You'll already know that I drive Mum and Dad nuts by my regular chasing out across the fields to the west of us to shout at the cows if I think they are coming too close to our gate. I get up quite close to the cows. They mainly ignore me but occasionally I have to nip back a bit quick because one of the Mums has a little go at charging at me, especially if I'm a bit close to one of the calves.

We have now (on Monday) opened up the gap at the bottom of the east field now that we have the new cow-proof fence keeping the beasties off the garden and the lane. The grass in the east field, not grazed at all this year, is nice and long, if a little infested with docks and rushes but it's a welcome bite for the cows who were struggling a bit on the short, over-grazed land around us owned by Vendor Anna L and grazed almost continuously through the Summer.

The pups are getting quite interested in all this cow activity and I have sometimes tried to lead them astray into the cow fields but they are not that brave yet, and seem to take my barking as a cause for concern, so they don't come that far into the field and nip bacvk a bit smartish if Dad does his "Pupuppuppuppup!" shout.

Wednesday 5 September 2012

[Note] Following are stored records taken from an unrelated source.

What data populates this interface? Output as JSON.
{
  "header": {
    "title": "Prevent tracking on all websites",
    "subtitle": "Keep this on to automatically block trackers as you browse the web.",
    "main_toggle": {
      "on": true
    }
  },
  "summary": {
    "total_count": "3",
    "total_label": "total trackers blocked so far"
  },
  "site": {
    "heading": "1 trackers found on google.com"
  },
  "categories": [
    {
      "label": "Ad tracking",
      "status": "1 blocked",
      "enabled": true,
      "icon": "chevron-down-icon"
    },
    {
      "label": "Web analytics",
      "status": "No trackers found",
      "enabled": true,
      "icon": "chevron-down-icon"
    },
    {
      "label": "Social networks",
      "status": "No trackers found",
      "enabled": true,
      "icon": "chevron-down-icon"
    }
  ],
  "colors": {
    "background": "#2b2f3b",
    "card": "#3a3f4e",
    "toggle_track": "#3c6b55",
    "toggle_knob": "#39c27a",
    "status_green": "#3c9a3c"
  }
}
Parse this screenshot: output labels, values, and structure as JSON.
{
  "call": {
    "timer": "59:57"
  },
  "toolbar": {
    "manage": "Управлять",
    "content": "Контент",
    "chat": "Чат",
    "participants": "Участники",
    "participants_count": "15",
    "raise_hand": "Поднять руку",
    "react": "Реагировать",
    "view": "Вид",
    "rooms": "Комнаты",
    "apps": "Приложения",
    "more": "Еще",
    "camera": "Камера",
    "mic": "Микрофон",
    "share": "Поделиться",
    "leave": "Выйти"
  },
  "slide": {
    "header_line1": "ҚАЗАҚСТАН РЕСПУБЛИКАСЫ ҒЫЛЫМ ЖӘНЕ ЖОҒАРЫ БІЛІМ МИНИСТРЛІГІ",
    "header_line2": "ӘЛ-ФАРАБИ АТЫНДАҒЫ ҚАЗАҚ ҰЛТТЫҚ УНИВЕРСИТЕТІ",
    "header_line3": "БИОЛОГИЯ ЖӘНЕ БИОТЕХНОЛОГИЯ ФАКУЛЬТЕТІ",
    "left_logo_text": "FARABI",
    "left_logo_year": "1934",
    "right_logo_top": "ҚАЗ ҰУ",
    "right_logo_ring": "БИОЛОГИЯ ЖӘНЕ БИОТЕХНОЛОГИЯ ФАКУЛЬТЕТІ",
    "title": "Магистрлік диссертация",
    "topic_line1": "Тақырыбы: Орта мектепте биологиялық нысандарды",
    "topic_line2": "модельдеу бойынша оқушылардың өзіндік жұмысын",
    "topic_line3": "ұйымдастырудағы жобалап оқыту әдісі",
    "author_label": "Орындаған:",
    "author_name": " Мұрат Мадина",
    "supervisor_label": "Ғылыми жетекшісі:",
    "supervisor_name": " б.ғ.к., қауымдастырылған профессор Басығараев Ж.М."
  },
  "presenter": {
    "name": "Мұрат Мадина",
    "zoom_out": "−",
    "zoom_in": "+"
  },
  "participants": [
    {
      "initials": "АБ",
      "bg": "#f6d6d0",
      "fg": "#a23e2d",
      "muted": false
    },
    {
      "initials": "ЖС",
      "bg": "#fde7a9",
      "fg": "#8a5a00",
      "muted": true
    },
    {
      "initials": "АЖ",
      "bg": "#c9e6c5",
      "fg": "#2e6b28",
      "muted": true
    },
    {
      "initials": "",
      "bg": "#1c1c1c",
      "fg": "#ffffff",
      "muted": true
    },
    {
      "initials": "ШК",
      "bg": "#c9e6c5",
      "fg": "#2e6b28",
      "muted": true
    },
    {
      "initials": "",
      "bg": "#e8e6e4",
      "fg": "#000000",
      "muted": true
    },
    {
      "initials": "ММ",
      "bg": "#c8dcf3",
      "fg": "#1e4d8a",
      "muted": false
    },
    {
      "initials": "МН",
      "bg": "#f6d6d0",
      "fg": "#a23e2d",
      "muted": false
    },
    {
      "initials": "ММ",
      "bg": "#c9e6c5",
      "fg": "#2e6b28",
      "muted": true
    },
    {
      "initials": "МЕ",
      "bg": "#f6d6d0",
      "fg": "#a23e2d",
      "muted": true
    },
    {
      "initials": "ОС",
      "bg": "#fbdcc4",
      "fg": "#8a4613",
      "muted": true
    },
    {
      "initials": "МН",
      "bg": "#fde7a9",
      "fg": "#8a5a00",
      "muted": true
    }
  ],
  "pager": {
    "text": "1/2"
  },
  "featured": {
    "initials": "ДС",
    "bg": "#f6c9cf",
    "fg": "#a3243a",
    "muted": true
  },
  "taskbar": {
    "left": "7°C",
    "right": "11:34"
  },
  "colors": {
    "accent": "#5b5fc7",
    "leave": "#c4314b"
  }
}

Kindergarten at 3 Months.

On 3rd September the pups and kittens all make it to 3 months so this is an un-ashamed excuse to publish a few cute pup and kitten pictures. I can also include Buck Rogers in this group as he is nearly as young. He is developing bizarre tufts of fur on his cheeks and his head. We have heard of a type of rabbit called a 'lion' variety, so we wonder whether this is maybe what that is all about. Buck is a bit small yet to be looking after his ladies, so Dad is taking Anne and Simon up on an offer to allow their bigger, meat-breed buck, Peter to do the deed first time round. Peter is a Californian White, a breed commonly used in rabbits-for-meat enterprises.

Also 'we' successfully fledged a family of three baby swallows from the nest in the Tígín. They flew around an returned a couple of nights but now seem to have left the nest for good and may be among the birds wheeling around and gathering in our telegraph wires preparatory to the long migration to Africa.

In the two pup pictures, Poppy has the sticky-up ears, Towser's are still a bit floppy. Nobody minds this. They may stand up eventually (His Father's (Maxwell's) apparently took and age) but Dad thinks he looks quite cute anyway and we can easily tell the bu**ers apart, anyway! Mrs Silverwood is rather meanly calling them Poppy and "Floppy" on Facebook. Poor devil will probably end up with a complex.

The tabby kitten, Blue has grown some rather fetching ear tufts and has in the past also had nice long whiskers but these are currently a bit short due, we think, to his keenness to get onto the dining table and wander close to the candles. This is a battle Mum and Dad are determined to win (they won eventually with a previous cat 'Utsire'). He climbs onto the table and is ejected by the scruff. He climbs back on and gets ejected again. After a couple more warnings he is scruffed into the living room and gets to spend the meal behind that closed door. He'll learn. In the lower picture he fails to notice that a robin has landed on the wall beside him. Dad only sees this as it flies off but it's there in the shot when we go back to look.

Next up is the tortoiseshell kitten Rolo who may not have the fancy ear tufts of his brother but at least he has intact whiskers. And finally let us not forget William the Conqueror, now a magnificent, manly, brave and fearless Rooster with the start of a tail. When he arrived he was fresh out of a large pen in which he lived with 150 'hins' all of whom must have been taking a peck out of his tail as he passed. No respect some hens. He had a rather sore, pink parsons nose from which sprouted two broken feather bases sticking straight up. Now he is a bit meaner and ruffty tuffty and doesn't take any such nonsense from his new ladies, it has started to grow back in a gorgeous iridescent dark green, almost black. It is about 3 inches long now but should form a proud arching 'rooster tail' like on the Cornflakes packet. He hopes. He is doing a good job now marshaling and protecting his ladies and utters low growls at any threat and charges with ruff expanded, chest spread and wings out to make him look as big as possible. He even tries it on Dad but kinda goes off the idea as Dad looks him in the eye!